Records contained in a dataset
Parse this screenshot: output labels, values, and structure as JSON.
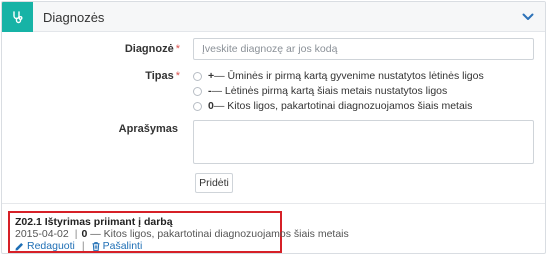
{
  "header": {
    "title": "Diagnozės",
    "icon": "stethoscope-icon",
    "collapse_icon": "chevron-down-icon",
    "accent_color": "#17b3a6"
  },
  "form": {
    "diagnosis": {
      "label": "Diagnozė",
      "required_mark": "*",
      "placeholder": "Įveskite diagnozę ar jos kodą",
      "value": ""
    },
    "type": {
      "label": "Tipas",
      "required_mark": "*",
      "options": [
        {
          "code": "+",
          "text": " — Ūminės ir pirmą kartą gyvenime nustatytos lėtinės ligos",
          "selected": false
        },
        {
          "code": "-",
          "text": " — Lėtinės pirmą kartą šiais metais nustatytos ligos",
          "selected": false
        },
        {
          "code": "0",
          "text": " — Kitos ligos, pakartotinai diagnozuojamos šiais metais",
          "selected": false
        }
      ]
    },
    "description": {
      "label": "Aprašymas",
      "value": ""
    },
    "add_button_label": "Pridėti"
  },
  "entries": [
    {
      "title": "Z02.1 Ištyrimas priimant į darbą",
      "date": "2015-04-02",
      "separator": "|",
      "type_code": "0",
      "type_text": " — Kitos ligos, pakartotinai diagnozuojamos šiais metais",
      "edit_label": "Redaguoti",
      "edit_icon": "pencil-icon",
      "actions_separator": "|",
      "delete_label": "Pašalinti",
      "delete_icon": "trash-icon",
      "highlight_color": "#d62027"
    }
  ]
}
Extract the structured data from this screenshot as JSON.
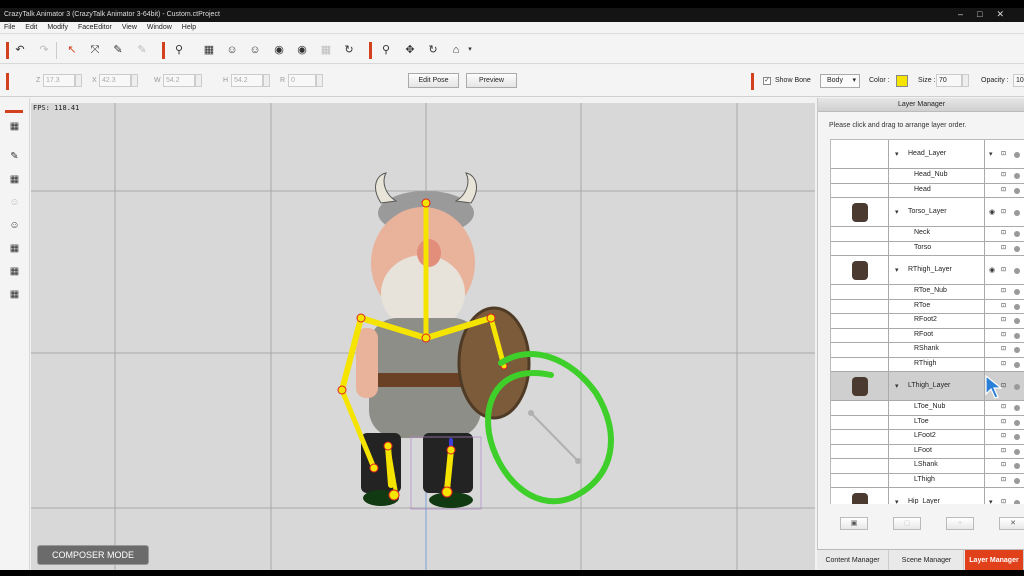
{
  "app": {
    "title": "CrazyTalk Animator 3  (CrazyTalk Animator 3-64bit) - Custom.ctProject",
    "window_controls": [
      "–",
      "□",
      "✕"
    ]
  },
  "menu": [
    "File",
    "Edit",
    "Modify",
    "FaceEditor",
    "View",
    "Window",
    "Help"
  ],
  "propbar": {
    "fields": [
      {
        "label": "Z",
        "value": "17.3"
      },
      {
        "label": "X",
        "value": "42.3"
      },
      {
        "label": "W",
        "value": "54.2"
      },
      {
        "label": "H",
        "value": "54.2"
      },
      {
        "label": "R",
        "value": "0"
      }
    ],
    "edit_pose": "Edit Pose",
    "preview": "Preview",
    "show_bone": "Show Bone",
    "body_select": "Body",
    "color_label": "Color :",
    "color_value": "#f5e400",
    "size_label": "Size :",
    "size_value": "70",
    "opacity_label": "Opacity :",
    "opacity_value": "10"
  },
  "viewport": {
    "fps": "FPS: 118.41",
    "mode_badge": "COMPOSER MODE",
    "bone_color": "#f5e400",
    "ring_color": "#3fcf2a"
  },
  "layer_manager": {
    "title": "Layer Manager",
    "instruction": "Please click and drag to arrange layer order.",
    "rows": [
      {
        "name": "Head_Layer",
        "group": true,
        "visible": false
      },
      {
        "name": "Head_Nub",
        "group": false
      },
      {
        "name": "Head",
        "group": false
      },
      {
        "name": "Torso_Layer",
        "group": true,
        "visible": true
      },
      {
        "name": "Neck",
        "group": false
      },
      {
        "name": "Torso",
        "group": false
      },
      {
        "name": "RThigh_Layer",
        "group": true,
        "visible": true
      },
      {
        "name": "RToe_Nub",
        "group": false
      },
      {
        "name": "RToe",
        "group": false
      },
      {
        "name": "RFoot2",
        "group": false
      },
      {
        "name": "RFoot",
        "group": false
      },
      {
        "name": "RShank",
        "group": false
      },
      {
        "name": "RThigh",
        "group": false
      },
      {
        "name": "LThigh_Layer",
        "group": true,
        "visible": true,
        "selected": true
      },
      {
        "name": "LToe_Nub",
        "group": false
      },
      {
        "name": "LToe",
        "group": false
      },
      {
        "name": "LFoot2",
        "group": false
      },
      {
        "name": "LFoot",
        "group": false
      },
      {
        "name": "LShank",
        "group": false
      },
      {
        "name": "LThigh",
        "group": false
      },
      {
        "name": "Hip_Layer",
        "group": true,
        "visible": false
      }
    ],
    "bottom_buttons": [
      "▣",
      "▢",
      "+",
      "✕"
    ]
  },
  "tabs": [
    "Content Manager",
    "Scene Manager",
    "Layer Manager"
  ],
  "icons": {
    "undo": "↶",
    "redo": "↷",
    "select": "↖",
    "transform": "⤧",
    "pin": "✎",
    "bone": "⚲",
    "grid": "▦",
    "head": "☺",
    "move": "✥",
    "rotate": "↻",
    "home": "⌂",
    "eye": "◉",
    "lock": "🔒",
    "chevron": "▾"
  }
}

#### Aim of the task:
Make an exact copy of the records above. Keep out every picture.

#### Written answer:
Parse this screenshot: output labels, values, and structure as JSON.
{
  "header": {
    "title": "Diagnozės",
    "icon": "stethoscope-icon",
    "collapse_icon": "chevron-down-icon",
    "accent_color": "#17b3a6"
  },
  "form": {
    "diagnosis": {
      "label": "Diagnozė",
      "required_mark": "*",
      "placeholder": "Įveskite diagnozę ar jos kodą",
      "value": ""
    },
    "type": {
      "label": "Tipas",
      "required_mark": "*",
      "options": [
        {
          "code": "+",
          "text": " — Ūminės ir pirmą kartą gyvenime nustatytos lėtinės ligos",
          "selected": false
        },
        {
          "code": "-",
          "text": " — Lėtinės pirmą kartą šiais metais nustatytos ligos",
          "selected": false
        },
        {
          "code": "0",
          "text": " — Kitos ligos, pakartotinai diagnozuojamos šiais metais",
          "selected": false
        }
      ]
    },
    "description": {
      "label": "Aprašymas",
      "value": ""
    },
    "add_button_label": "Pridėti"
  },
  "entries": [
    {
      "title": "Z02.1 Ištyrimas priimant į darbą",
      "date": "2015-04-02",
      "separator": "|",
      "type_code": "0",
      "type_text": " — Kitos ligos, pakartotinai diagnozuojamos šiais metais",
      "edit_label": "Redaguoti",
      "edit_icon": "pencil-icon",
      "actions_separator": "|",
      "delete_label": "Pašalinti",
      "delete_icon": "trash-icon",
      "highlight_color": "#d62027"
    }
  ]
}
Extract the structured data from this screenshot as JSON.
{
  "app": {
    "title": "CrazyTalk Animator 3  (CrazyTalk Animator 3-64bit) - Custom.ctProject",
    "window_controls": [
      "–",
      "□",
      "✕"
    ]
  },
  "menu": [
    "File",
    "Edit",
    "Modify",
    "FaceEditor",
    "View",
    "Window",
    "Help"
  ],
  "propbar": {
    "fields": [
      {
        "label": "Z",
        "value": "17.3"
      },
      {
        "label": "X",
        "value": "42.3"
      },
      {
        "label": "W",
        "value": "54.2"
      },
      {
        "label": "H",
        "value": "54.2"
      },
      {
        "label": "R",
        "value": "0"
      }
    ],
    "edit_pose": "Edit Pose",
    "preview": "Preview",
    "show_bone": "Show Bone",
    "body_select": "Body",
    "color_label": "Color :",
    "color_value": "#f5e400",
    "size_label": "Size :",
    "size_value": "70",
    "opacity_label": "Opacity :",
    "opacity_value": "10"
  },
  "viewport": {
    "fps": "FPS: 118.41",
    "mode_badge": "COMPOSER MODE",
    "bone_color": "#f5e400",
    "ring_color": "#3fcf2a"
  },
  "layer_manager": {
    "title": "Layer Manager",
    "instruction": "Please click and drag to arrange layer order.",
    "rows": [
      {
        "name": "Head_Layer",
        "group": true,
        "visible": false
      },
      {
        "name": "Head_Nub",
        "group": false
      },
      {
        "name": "Head",
        "group": false
      },
      {
        "name": "Torso_Layer",
        "group": true,
        "visible": true
      },
      {
        "name": "Neck",
        "group": false
      },
      {
        "name": "Torso",
        "group": false
      },
      {
        "name": "RThigh_Layer",
        "group": true,
        "visible": true
      },
      {
        "name": "RToe_Nub",
        "group": false
      },
      {
        "name": "RToe",
        "group": false
      },
      {
        "name": "RFoot2",
        "group": false
      },
      {
        "name": "RFoot",
        "group": false
      },
      {
        "name": "RShank",
        "group": false
      },
      {
        "name": "RThigh",
        "group": false
      },
      {
        "name": "LThigh_Layer",
        "group": true,
        "visible": true,
        "selected": true
      },
      {
        "name": "LToe_Nub",
        "group": false
      },
      {
        "name": "LToe",
        "group": false
      },
      {
        "name": "LFoot2",
        "group": false
      },
      {
        "name": "LFoot",
        "group": false
      },
      {
        "name": "LShank",
        "group": false
      },
      {
        "name": "LThigh",
        "group": false
      },
      {
        "name": "Hip_Layer",
        "group": true,
        "visible": false
      }
    ],
    "bottom_buttons": [
      "▣",
      "▢",
      "+",
      "✕"
    ]
  },
  "tabs": [
    "Content Manager",
    "Scene Manager",
    "Layer Manager"
  ],
  "icons": {
    "undo": "↶",
    "redo": "↷",
    "select": "↖",
    "transform": "⤧",
    "pin": "✎",
    "bone": "⚲",
    "grid": "▦",
    "head": "☺",
    "move": "✥",
    "rotate": "↻",
    "home": "⌂",
    "eye": "◉",
    "lock": "🔒",
    "chevron": "▾"
  }
}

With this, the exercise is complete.